“When you are talking about thousands of kilometres on one stretch, to police this is not easy, because when these things were instituted or installed, nobody thought that Nigerians would hate themselves enough to directly vandalise the pipelines. What we are now trying to do using the various security agencies, especially the Nigerian Security and Civil Defence Corps, the Navy, Army, Police, and so on, is to make sure that these places are garrisoned. But this will not stop the problem.
“The most critical is what Mr. President is trying to do now, deploy resources to digitally survey the pipelines. It is very expensive. But we have to do that. Until that happens, we still have to worry about vandalism. But again, it is teaching us that we can’t just depend on gas. We have to do coal to power. We are already doing that. We have to do solar. Some licenses have been issued. We are doing more of the small to medium hydros as well. So, diversification of the energy mix is what would help us to surmount this.”
Canadian Overseas Petroleum Partners Shoreline Energy
CANADIAN Overseas Petroleum Limited, COPL, has unveiled details of the joint venture partnership it entered into with Shoreline Energy International Limited. In a statement, COPL said that the partnership with Shoreline was focused on acquiring upstream oil and gas exploration, development and producing assets in sub-Saharan Africa.
According to the Canadian firm, the assets acquired through the joint venture will be held in a special purpose vehicle registered in Bermuda, called Shoreline CanOverseas Petroleum Development Corporation Limited (ShoreCan or the JV), with COPL and Shoreline holding a 50 percent interest in ShoreCan. “ShoreCan is currently building a portfolio of exploration and development assets in sub-Saharan Africa. To date, ShoreCan has taken positions in Tanzania and Namibia, and continues to evaluate a variety of assets in Nigeria, Ghana, and Mozambique.
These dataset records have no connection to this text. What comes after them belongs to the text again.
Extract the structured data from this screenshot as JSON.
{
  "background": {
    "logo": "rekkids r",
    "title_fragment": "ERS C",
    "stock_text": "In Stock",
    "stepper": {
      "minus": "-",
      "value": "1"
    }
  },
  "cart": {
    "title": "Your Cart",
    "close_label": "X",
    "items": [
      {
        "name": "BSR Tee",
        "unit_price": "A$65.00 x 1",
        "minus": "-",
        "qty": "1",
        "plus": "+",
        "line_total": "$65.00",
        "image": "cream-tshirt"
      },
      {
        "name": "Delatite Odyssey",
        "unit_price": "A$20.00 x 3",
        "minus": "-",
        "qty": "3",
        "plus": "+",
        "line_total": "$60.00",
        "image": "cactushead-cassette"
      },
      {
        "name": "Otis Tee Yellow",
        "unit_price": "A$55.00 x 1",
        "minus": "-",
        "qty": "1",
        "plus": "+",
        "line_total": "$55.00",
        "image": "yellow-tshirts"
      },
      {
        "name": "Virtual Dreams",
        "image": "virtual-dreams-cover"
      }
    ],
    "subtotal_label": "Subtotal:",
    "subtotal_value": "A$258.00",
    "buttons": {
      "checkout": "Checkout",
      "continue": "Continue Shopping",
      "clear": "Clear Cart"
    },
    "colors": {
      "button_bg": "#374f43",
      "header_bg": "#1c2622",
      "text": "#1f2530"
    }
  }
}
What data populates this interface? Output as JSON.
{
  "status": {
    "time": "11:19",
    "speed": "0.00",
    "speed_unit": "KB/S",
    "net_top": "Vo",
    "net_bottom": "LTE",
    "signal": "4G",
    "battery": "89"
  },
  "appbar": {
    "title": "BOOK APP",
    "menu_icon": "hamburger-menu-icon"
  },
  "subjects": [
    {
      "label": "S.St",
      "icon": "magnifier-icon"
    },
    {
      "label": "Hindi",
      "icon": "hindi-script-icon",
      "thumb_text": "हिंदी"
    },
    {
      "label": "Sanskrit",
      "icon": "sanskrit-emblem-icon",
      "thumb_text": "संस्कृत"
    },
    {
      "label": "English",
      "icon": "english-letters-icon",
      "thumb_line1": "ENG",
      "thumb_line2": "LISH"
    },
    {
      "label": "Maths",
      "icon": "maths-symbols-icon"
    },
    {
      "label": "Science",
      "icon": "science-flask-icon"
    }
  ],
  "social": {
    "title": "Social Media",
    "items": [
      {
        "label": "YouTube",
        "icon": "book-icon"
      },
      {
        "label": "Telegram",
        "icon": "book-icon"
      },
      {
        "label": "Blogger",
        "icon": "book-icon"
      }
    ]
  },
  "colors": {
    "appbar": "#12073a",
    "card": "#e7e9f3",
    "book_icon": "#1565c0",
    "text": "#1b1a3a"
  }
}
Shoreline’s interest in OML 30 in Nigeria and COPL’s interest in LB-13 in Liberia are outside of the joint venture relationship,” said the statement.
Speaking on the joint venture, Kola Karim, group managing director, Shoreline Energy International Limited, said it was his belief that the technical expertise of the Canadian firm would complement his company’s experience in Nigeria. “I believe that the technical expertise of the COPL team will complement our own experience in Nigeria and we look forward to working with a management team motivated by the opportunity that exists in Sub-Saharan Africa for exploration, development and quality production. Our objective is to grow our oil and gas interests in the region beyond our current production base in Nigeria,” he said.
In his response on the partnership, Arthur Millholland, chief executive officer, Canadian company, said as an indigenous company with a strong regional presence and an excellent track record of successfully developing assets, his company was delighted to partner with Shoreline Energy as they work together to identify high quality oil exploration, development and production opportunities in sub-Saharan Africa.
“The JV with Shoreline and formation of ShoreCan allows COPL to progress its stated strategy, offering exposure to a greater spread of highly value accretive assets and opportunities, while minimising risk and capital requirements for shareholders. The acquisition of the initial assets in Tanzania and Namibia by ShoreCan is the first of a number of opportunities we are currently pursuing as we build a balanced portfolio. ShoreCan does not envisage any requirement for material capital expenditure on these assets in the short term, with ShoreCan’s primary focus being to add cash generative assets. Finally, COPL is pleased to note the recent improvement of conditions in Liberia. Whilst we are working with our partners to restart operations, we are at an early stage, with international advisory notices remaining on travel and work in country,” he said.
— Mar. 16, 2015 @ 01:00 GMT